INFORMATION SHOWN ▸

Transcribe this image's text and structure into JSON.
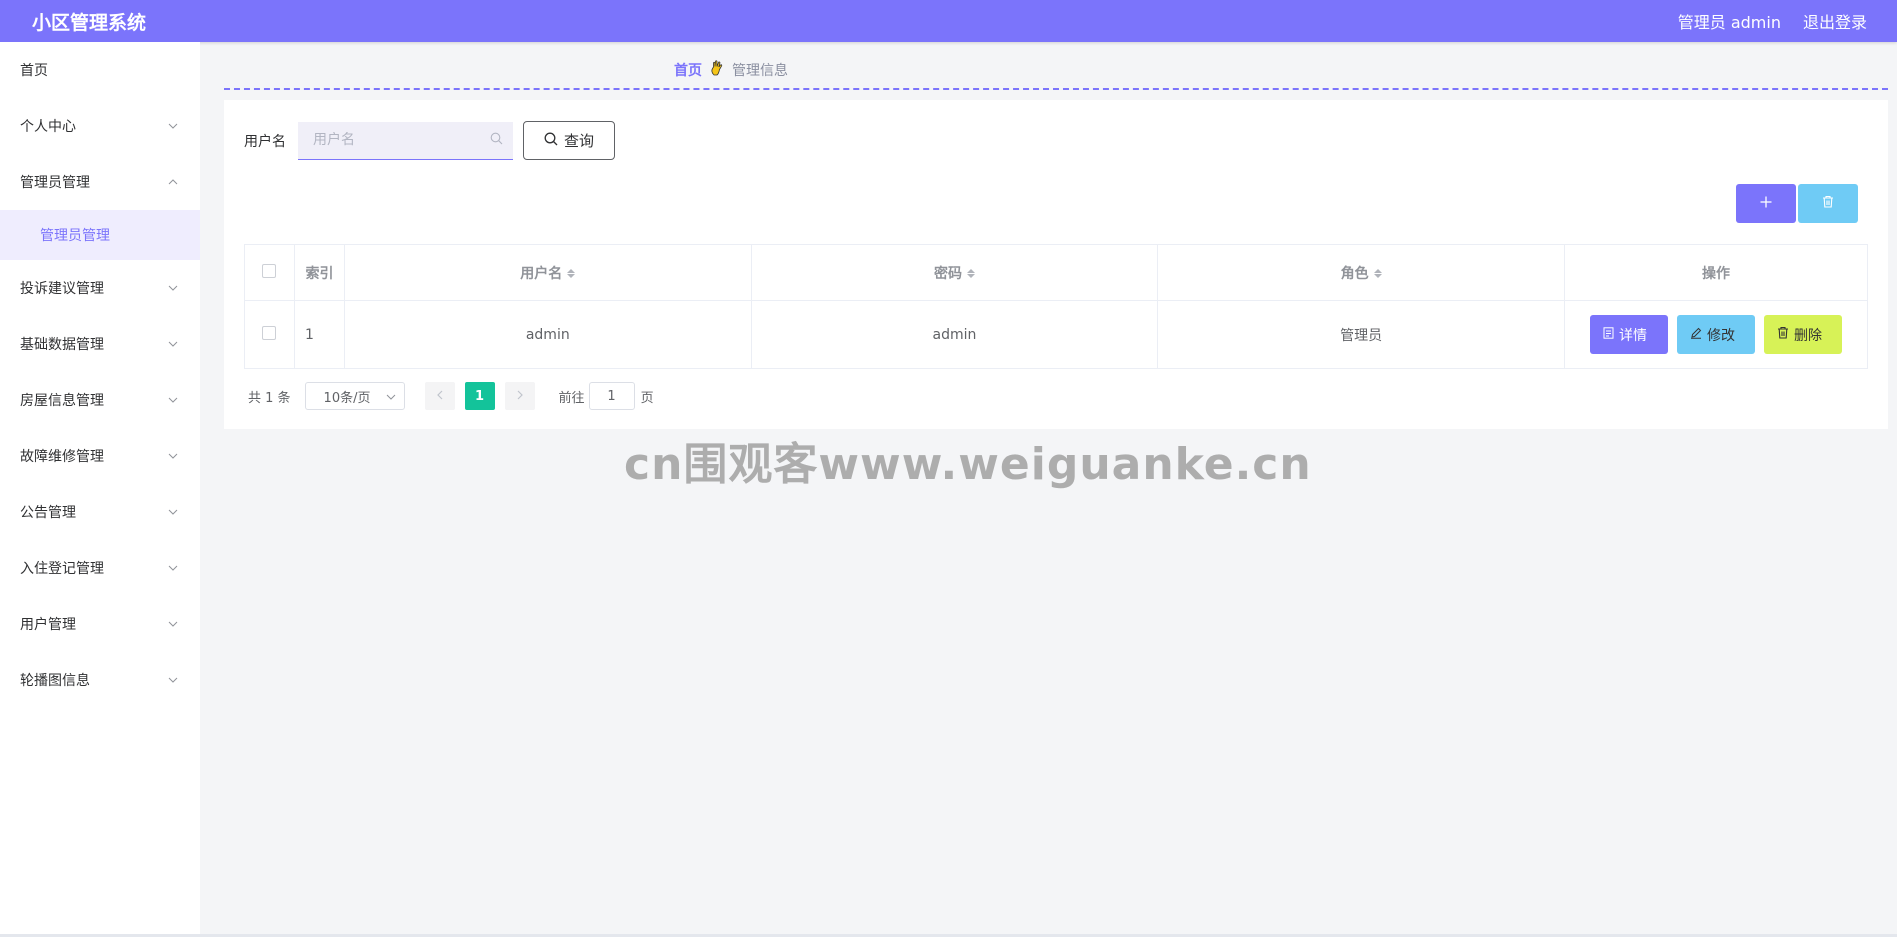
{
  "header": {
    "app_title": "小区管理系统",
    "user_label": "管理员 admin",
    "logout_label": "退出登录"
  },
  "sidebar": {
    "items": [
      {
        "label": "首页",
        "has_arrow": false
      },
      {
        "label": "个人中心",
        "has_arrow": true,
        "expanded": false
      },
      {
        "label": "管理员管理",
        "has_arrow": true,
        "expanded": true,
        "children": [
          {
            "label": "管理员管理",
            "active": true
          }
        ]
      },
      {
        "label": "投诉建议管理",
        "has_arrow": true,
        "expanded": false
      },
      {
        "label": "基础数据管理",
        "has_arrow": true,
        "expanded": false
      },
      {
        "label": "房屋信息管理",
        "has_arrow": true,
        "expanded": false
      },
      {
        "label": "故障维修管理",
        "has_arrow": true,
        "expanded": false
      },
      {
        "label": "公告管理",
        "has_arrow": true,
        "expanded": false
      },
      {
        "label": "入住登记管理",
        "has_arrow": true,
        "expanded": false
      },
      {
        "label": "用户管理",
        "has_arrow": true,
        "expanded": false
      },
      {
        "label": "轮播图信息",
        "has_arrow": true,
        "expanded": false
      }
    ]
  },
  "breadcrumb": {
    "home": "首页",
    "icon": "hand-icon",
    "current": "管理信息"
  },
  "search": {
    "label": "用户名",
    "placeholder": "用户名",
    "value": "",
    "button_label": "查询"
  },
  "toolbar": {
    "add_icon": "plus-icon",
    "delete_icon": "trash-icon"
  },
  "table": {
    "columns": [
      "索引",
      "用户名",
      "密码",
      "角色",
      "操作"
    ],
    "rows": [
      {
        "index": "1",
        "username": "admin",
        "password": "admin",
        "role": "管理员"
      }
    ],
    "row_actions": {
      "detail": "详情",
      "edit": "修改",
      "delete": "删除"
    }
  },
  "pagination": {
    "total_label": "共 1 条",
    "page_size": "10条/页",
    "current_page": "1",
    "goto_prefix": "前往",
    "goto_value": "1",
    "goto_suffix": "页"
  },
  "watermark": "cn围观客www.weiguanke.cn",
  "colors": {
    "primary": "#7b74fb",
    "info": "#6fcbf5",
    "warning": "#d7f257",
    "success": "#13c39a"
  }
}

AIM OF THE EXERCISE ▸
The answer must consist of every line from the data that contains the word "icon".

EXERCISE RESULT ▸
    "icon": "hand-icon",
    "add_icon": "plus-icon",
    "delete_icon": "trash-icon"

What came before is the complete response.